(Dataset rows for apps and sites)
══════════════════════════════
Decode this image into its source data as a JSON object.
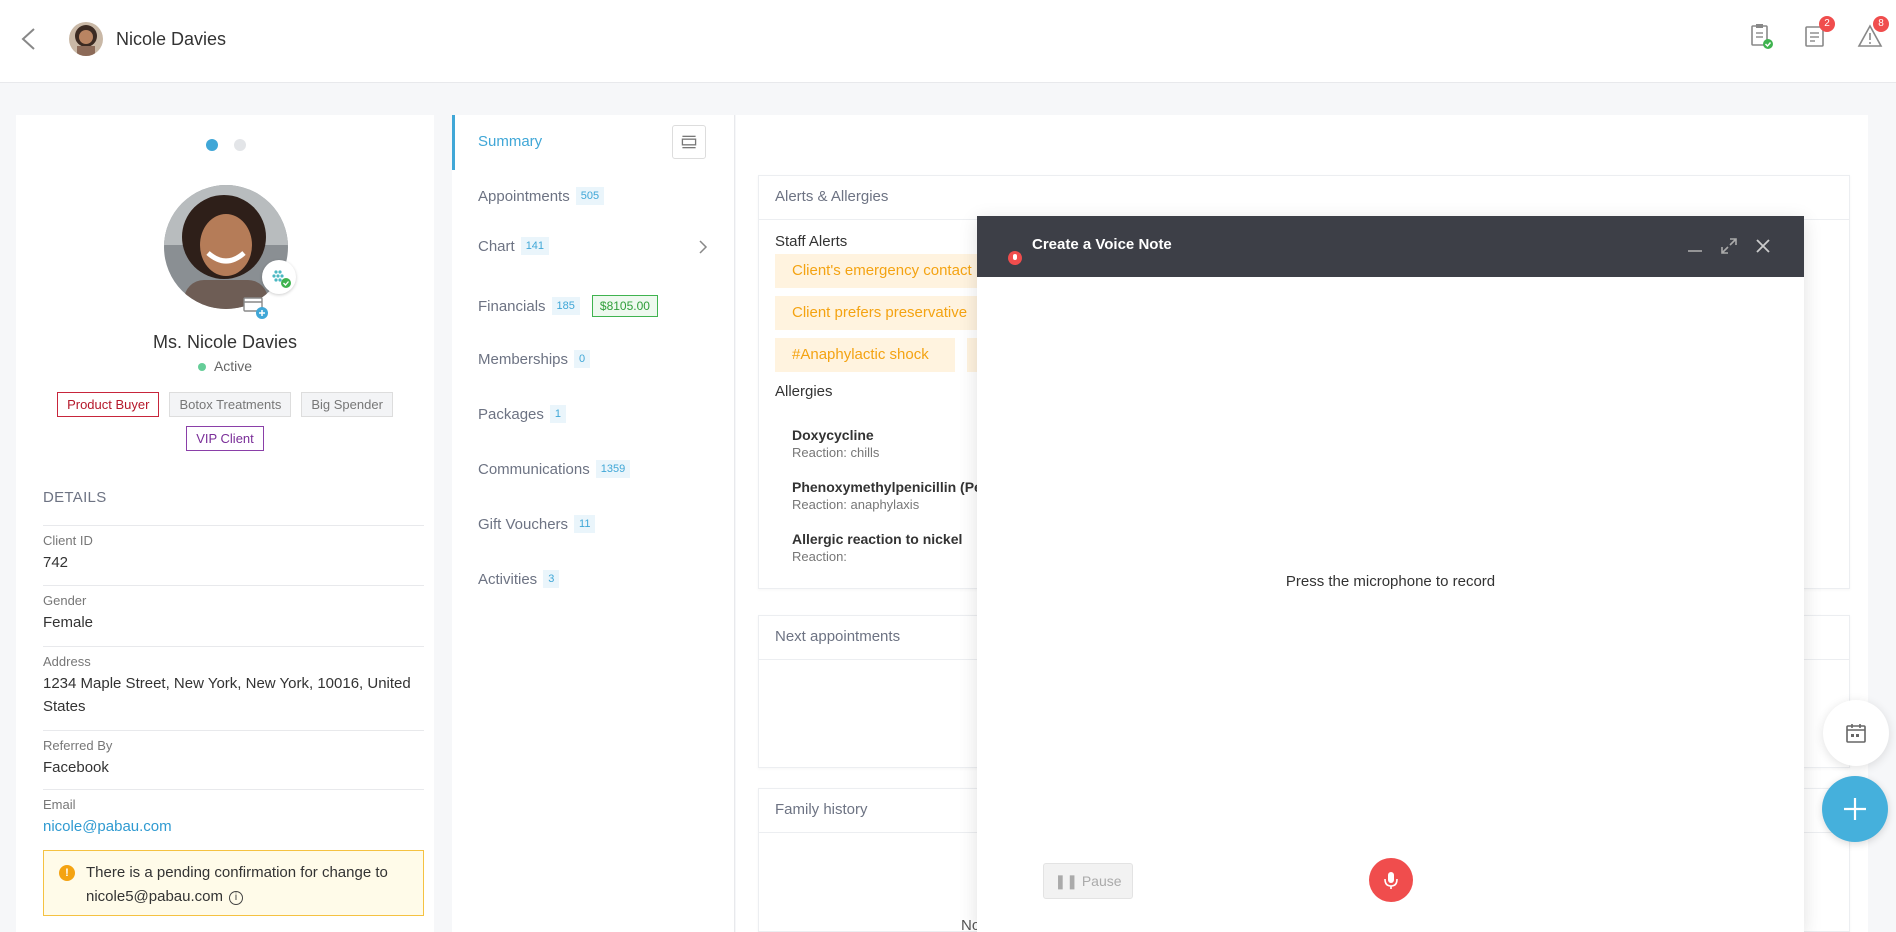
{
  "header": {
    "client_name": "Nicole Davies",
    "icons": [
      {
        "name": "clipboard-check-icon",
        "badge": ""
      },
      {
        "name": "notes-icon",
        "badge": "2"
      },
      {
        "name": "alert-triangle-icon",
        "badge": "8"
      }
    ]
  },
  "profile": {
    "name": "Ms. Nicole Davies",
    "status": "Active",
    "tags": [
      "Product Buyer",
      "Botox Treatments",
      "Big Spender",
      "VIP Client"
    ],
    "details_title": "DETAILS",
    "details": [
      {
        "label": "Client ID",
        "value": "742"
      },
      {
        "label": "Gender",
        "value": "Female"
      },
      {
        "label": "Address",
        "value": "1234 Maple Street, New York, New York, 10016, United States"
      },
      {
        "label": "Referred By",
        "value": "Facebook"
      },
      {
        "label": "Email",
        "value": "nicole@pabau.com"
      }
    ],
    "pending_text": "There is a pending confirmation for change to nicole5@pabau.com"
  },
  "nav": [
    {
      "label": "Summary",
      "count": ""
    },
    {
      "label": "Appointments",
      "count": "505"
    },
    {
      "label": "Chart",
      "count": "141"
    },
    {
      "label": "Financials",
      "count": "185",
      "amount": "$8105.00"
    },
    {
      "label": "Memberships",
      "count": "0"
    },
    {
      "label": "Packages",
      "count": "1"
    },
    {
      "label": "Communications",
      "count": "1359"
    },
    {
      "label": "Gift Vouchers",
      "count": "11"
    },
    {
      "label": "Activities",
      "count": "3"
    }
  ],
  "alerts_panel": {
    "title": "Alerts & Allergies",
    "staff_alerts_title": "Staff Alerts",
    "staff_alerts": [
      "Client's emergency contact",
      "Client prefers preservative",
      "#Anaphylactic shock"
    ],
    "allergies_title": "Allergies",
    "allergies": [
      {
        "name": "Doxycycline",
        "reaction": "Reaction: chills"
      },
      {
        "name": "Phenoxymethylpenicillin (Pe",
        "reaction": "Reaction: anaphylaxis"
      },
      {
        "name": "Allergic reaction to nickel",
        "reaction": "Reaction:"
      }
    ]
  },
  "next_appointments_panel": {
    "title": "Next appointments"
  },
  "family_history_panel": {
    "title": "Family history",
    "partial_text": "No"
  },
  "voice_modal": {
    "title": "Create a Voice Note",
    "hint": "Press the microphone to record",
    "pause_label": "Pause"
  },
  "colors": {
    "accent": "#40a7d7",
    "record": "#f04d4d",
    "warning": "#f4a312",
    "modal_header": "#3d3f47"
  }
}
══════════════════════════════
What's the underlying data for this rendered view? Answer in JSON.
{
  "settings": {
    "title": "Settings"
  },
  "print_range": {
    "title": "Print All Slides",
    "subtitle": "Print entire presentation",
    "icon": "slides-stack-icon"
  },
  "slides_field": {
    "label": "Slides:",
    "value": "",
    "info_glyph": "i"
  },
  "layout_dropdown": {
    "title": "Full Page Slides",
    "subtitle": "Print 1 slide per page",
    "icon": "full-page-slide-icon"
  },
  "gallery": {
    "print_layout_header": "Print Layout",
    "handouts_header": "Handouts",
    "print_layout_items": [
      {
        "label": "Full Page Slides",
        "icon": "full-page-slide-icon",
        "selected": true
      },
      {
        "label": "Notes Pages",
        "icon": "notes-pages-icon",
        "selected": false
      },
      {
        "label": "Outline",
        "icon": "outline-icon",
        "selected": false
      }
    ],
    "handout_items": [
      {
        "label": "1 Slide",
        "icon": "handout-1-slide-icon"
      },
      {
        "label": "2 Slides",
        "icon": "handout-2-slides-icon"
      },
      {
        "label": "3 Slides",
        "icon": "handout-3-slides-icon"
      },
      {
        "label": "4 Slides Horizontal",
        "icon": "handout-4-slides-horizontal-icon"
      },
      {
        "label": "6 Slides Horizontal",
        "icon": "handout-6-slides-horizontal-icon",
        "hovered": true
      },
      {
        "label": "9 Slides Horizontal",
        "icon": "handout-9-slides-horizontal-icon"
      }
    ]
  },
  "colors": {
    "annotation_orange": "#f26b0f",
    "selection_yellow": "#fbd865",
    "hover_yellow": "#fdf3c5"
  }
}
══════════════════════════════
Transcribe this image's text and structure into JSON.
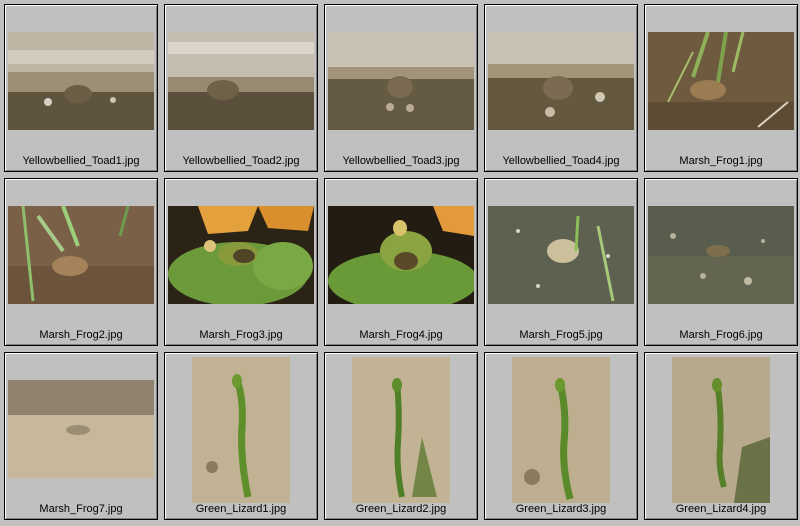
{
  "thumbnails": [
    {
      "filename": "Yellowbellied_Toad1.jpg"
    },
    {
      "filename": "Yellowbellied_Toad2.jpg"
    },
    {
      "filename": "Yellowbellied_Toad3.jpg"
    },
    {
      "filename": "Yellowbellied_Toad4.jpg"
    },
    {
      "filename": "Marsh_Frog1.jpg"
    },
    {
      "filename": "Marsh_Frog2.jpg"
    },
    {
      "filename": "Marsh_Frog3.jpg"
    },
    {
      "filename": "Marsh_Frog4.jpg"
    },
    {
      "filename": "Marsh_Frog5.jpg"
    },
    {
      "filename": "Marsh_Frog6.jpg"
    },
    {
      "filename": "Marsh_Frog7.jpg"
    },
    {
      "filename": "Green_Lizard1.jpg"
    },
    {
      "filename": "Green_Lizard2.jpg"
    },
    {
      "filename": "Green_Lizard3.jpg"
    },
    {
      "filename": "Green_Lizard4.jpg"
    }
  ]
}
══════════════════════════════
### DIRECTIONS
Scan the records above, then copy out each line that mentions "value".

### OUTPUT FOR THIS EXERCISE
        "value": "742"
        "value": "Female"
        "value": "1234 Maple Street, New York, New York, 10016, United States"
        "value": "Facebook"
        "value": "nicole@pabau.com"
    "value": "",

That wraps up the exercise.